Centenarians

Mexican Raperas & Latina Scientist

Mexico - Raperas

Murders of women have become so commonplace in Mexico in recent years, the term "femicide" is now firmly embedded in the country's vocabulary. And in most cases families claim authorities don't properly investigate. But women fighting for justice, security and equal rights in Mexico have a new and vocal ally in their cause: female rappers. The budding movement isn't drawing huge crowds but its message is resonating, especially among the younger generation. Correspondent Gerry Hadden reports on the Raperas of Mexico City.

Latina Scientist - Gabriela Gonzalez

Imagine taking a prediction made a hundred years ago by one of the greatest minds of the 20th century and finding the evidence to prove it to be true today. That's what an Argentine-born female physicist did as part of a team of scientists in Louisiana. They discovered the existence of "gravitational waves", one of the concepts Albert Einstein's talk about in his one hundred year old theory of relativity. Since, the team has being showered with worldwide acclaim. There is also near certainty a Nobel Prize is in the future. Our John Zarrella spent time with Gabriela Gonzalez who insists there is more to come.

Game Changer - Mariana Costa

Our Game Changer this week is a social entrepreneur from Peru who found herself in the right place at the right time and saw the chance to use her skills to make a difference. While working at a software development company, she realized she was one of only two female employees on staff. So she started a program to teach other women about digital software and help employ them too. For this week's Game Changer we introduce you to the founder of Laboratoria, Mariana Costa.

Upcoming Airdates

Guatemala - Trademark Battle/Cuba - Farming Future

Guatemala - Trademark Battle

Guatemala is recognized throughout the world for the quality of its intricately handwoven textiles. Mayan women have used them to make blouses known as huipiles that, over hundreds of years, have come to represent an important part of their cultural identity. The weaves have also become popular among contemporary designers who use them to create fashion accessories. But some Mayan women aren't happy about that. Saying their designs are being stolen, they have started a legal battle to trademark their products.

Colombia - Farc's Return to Civil Life/Panama - Drones Protect Territory

Colombia - FARC's return to civil life As fifty years of fighting end in Colombia, FARC rebels are trying to resume a normal life. But while they may be laying down their arms, many are not giving up the fight. Many FARC members claim that while they will surrender their weapons, they won't change their ideology. And transitioning back into society could take years. Panama - Drones protect territory A tribe in Panama with strong roots in the rainforest is seeking a land title to secure their territory. And they're protecting their borders with a surprising form of surveillance. Drones.

Wildlife Traffickers

This week's lead story takes viewers to Peru where illegal wildlife trafficking is booming with increasing global markets. Dan Collyns reports on efforts to save the animals of the Amazon rain forest. Next: Americas Now features "Game Changer" which provides a profile of Guatamalan activist Editzar Castro Quiroz who has helped foster - something unique in Guatamala City - "Publinews Braille" an alternative information source providing new hope for the vision impaired.

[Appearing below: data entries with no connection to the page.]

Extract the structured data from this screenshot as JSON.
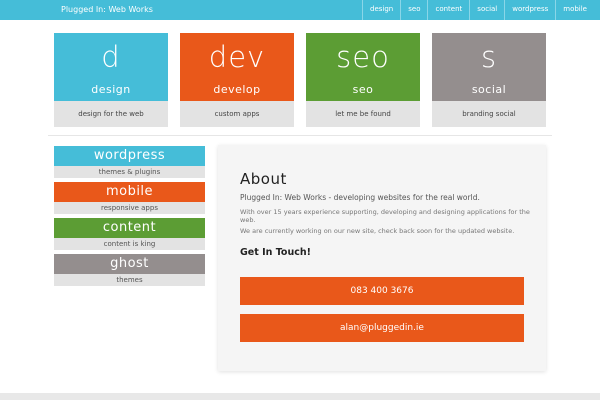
{
  "header": {
    "brand": "Plugged In: Web Works",
    "nav": [
      "design",
      "seo",
      "content",
      "social",
      "wordpress",
      "mobile"
    ]
  },
  "tiles": [
    {
      "big": "d",
      "small": "design",
      "caption": "design for the web",
      "color": "#45bdd8"
    },
    {
      "big": "dev",
      "small": "develop",
      "caption": "custom apps",
      "color": "#e9581a"
    },
    {
      "big": "seo",
      "small": "seo",
      "caption": "let me be found",
      "color": "#5c9d34"
    },
    {
      "big": "s",
      "small": "social",
      "caption": "branding social",
      "color": "#948e8e"
    }
  ],
  "sidebar": [
    {
      "title": "wordpress",
      "sub": "themes & plugins",
      "color": "#45bdd8"
    },
    {
      "title": "mobile",
      "sub": "responsive apps",
      "color": "#e9581a"
    },
    {
      "title": "content",
      "sub": "content is king",
      "color": "#5c9d34"
    },
    {
      "title": "ghost",
      "sub": "themes",
      "color": "#948e8e"
    }
  ],
  "about": {
    "title": "About",
    "tagline": "Plugged In: Web Works - developing websites for the real world.",
    "p1": "With over 15 years experience supporting, developing and designing applications for the web.",
    "p2": "We are currently working on our new site, check back soon for the updated website.",
    "contact_heading": "Get In Touch!",
    "phone": "083 400 3676",
    "email": "alan@pluggedin.ie",
    "button_color": "#e9581a"
  }
}
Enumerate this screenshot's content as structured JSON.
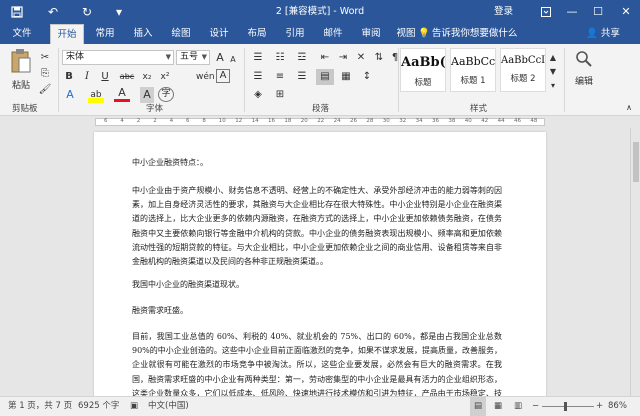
{
  "titlebar": {
    "title": "2 [兼容模式] - Word",
    "login": "登录"
  },
  "tabs": [
    {
      "label": "文件"
    },
    {
      "label": "开始"
    },
    {
      "label": "常用"
    },
    {
      "label": "插入"
    },
    {
      "label": "绘图"
    },
    {
      "label": "设计"
    },
    {
      "label": "布局"
    },
    {
      "label": "引用"
    },
    {
      "label": "邮件"
    },
    {
      "label": "审阅"
    },
    {
      "label": "视图"
    }
  ],
  "tell_me": "告诉我你想要做什么",
  "share": "共享",
  "ribbon": {
    "clipboard": {
      "paste": "粘贴",
      "label": "剪贴板"
    },
    "font": {
      "font_name": "宋体",
      "font_size": "五号",
      "label": "字体",
      "bold": "B",
      "italic": "I",
      "underline": "U",
      "strike": "abc",
      "subscript": "x₂",
      "superscript": "x²",
      "grow": "A",
      "shrink": "A",
      "clear": "A",
      "wen": "wén",
      "char_border": "A",
      "highlight": "ab",
      "font_color": "A",
      "shade": "A",
      "circle": "字"
    },
    "paragraph": {
      "label": "段落"
    },
    "styles": {
      "label": "样式",
      "items": [
        {
          "sample": "AaBb(",
          "name": "标题"
        },
        {
          "sample": "AaBbCc",
          "name": "标题 1"
        },
        {
          "sample": "AaBbCcI",
          "name": "标题 2"
        }
      ]
    },
    "editing": {
      "label": "编辑"
    }
  },
  "ruler_ticks": [
    "6",
    "4",
    "2",
    "2",
    "4",
    "6",
    "8",
    "10",
    "12",
    "14",
    "16",
    "18",
    "20",
    "22",
    "24",
    "26",
    "28",
    "30",
    "32",
    "34",
    "36",
    "38",
    "40",
    "42",
    "44",
    "46",
    "48"
  ],
  "document": {
    "paragraphs": [
      "中小企业融资特点：。",
      "中小企业由于资产规模小、财务信息不透明、经营上的不确定性大、承受外部经济冲击的能力弱等刺的因素，加上自身经济灵活性的要求，其融资与大企业相比存在很大特殊性。中小企业特别是小企业在融资渠道的选择上，比大企业更多的依赖内源融资，在融资方式的选择上，中小企业更加依赖债务融资，在债务融资中又主要依赖向银行等金融中介机构的贷款。中小企业的债务融资表现出规模小、频率高和更加依赖流动性强的短期贷款的特征。与大企业相比，中小企业更加依赖企业之间的商业信用、设备租赁等来自非金融机构的融资渠道以及民间的各种非正规融资渠道。。",
      "我国中小企业的融资渠道现状。",
      "融资需求旺盛。",
      "目前，我国工业总值的 60%、利税的 40%、就业机会的 75%、出口的 60%，都是由占我国企业总数 90%的中小企业创造的。这些中小企业目前正面临激烈的竞争，如果不谋求发展，提高质量，改善服务，企业就很有可能在激烈的市场竞争中被淘汰。所以，这些企业要发展，必然会有巨大的融资需求。在我国，融资需求旺盛的中小企业有两种类型：第一，劳动密集型的中小企业是最具有活力的企业组织形态，这类企业数量众多，它们以低成本、低风险、快速地进行技术模仿和引进为特征，产品由于市场稳定、技术成熟，"
    ]
  },
  "statusbar": {
    "page": "第 1 页，共 7 页",
    "words": "6925 个字",
    "language": "中文(中国)",
    "zoom": "86%"
  },
  "colors": {
    "brand": "#2b579a",
    "ribbon_bg": "#f3f3f3",
    "highlight": "#ffff00",
    "font_color": "#e81123"
  }
}
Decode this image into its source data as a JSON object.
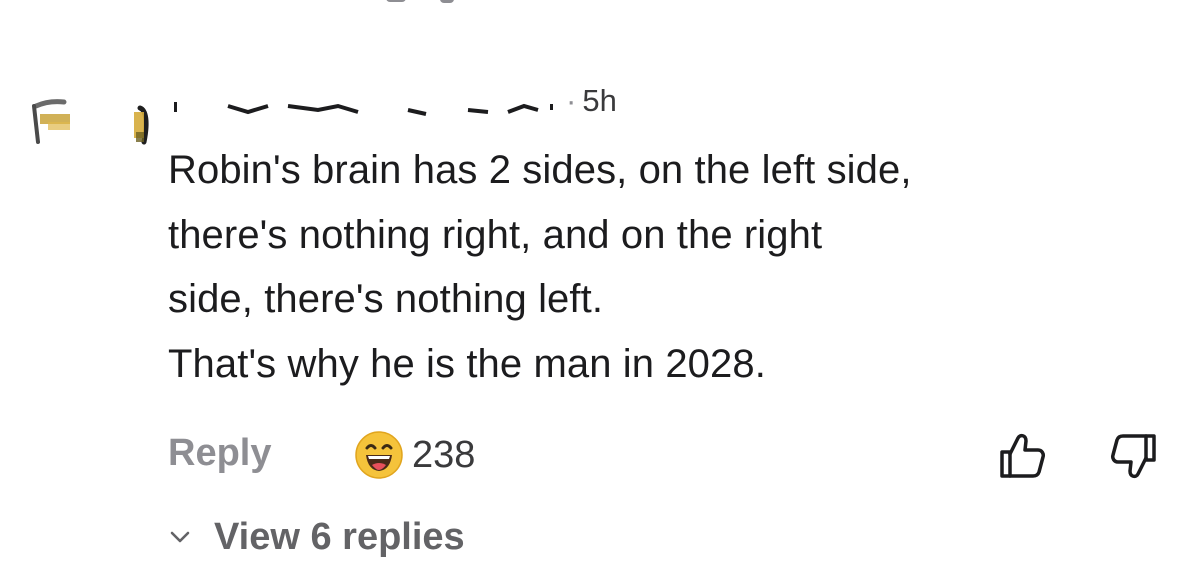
{
  "comment": {
    "separator": "·",
    "timestamp": "5h",
    "lines": [
      "Robin's brain has 2 sides, on the left side,",
      "there's nothing right, and on the right",
      "side, there's nothing left.",
      "That's why he is the man in 2028."
    ]
  },
  "actions": {
    "reply_label": "Reply",
    "reaction_count": "238",
    "reaction_icon": "laughing-emoji-icon",
    "like_icon": "thumbs-up-icon",
    "dislike_icon": "thumbs-down-icon"
  },
  "replies": {
    "label": "View 6 replies",
    "icon": "chevron-down-icon"
  },
  "colors": {
    "text": "#1c1c1e",
    "muted": "#8e8e93",
    "link_muted": "#636366",
    "emoji_face": "#F5C33B"
  }
}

Green Awards

A report from Ecuador and new initiatives on sustainability and environmental awareness. Harris Whitbeck reports on how the "green awards" are having an impact on the natural world. Next: In the show's "Game Changer" feature, Norma Ramirez Vasquez is profiled. She heads an unusual if somewhat controversial NGO, providing food relief for poor people fleeing violence and poverty and heading north on trains to the north of Mexico in hopes of finding a better life.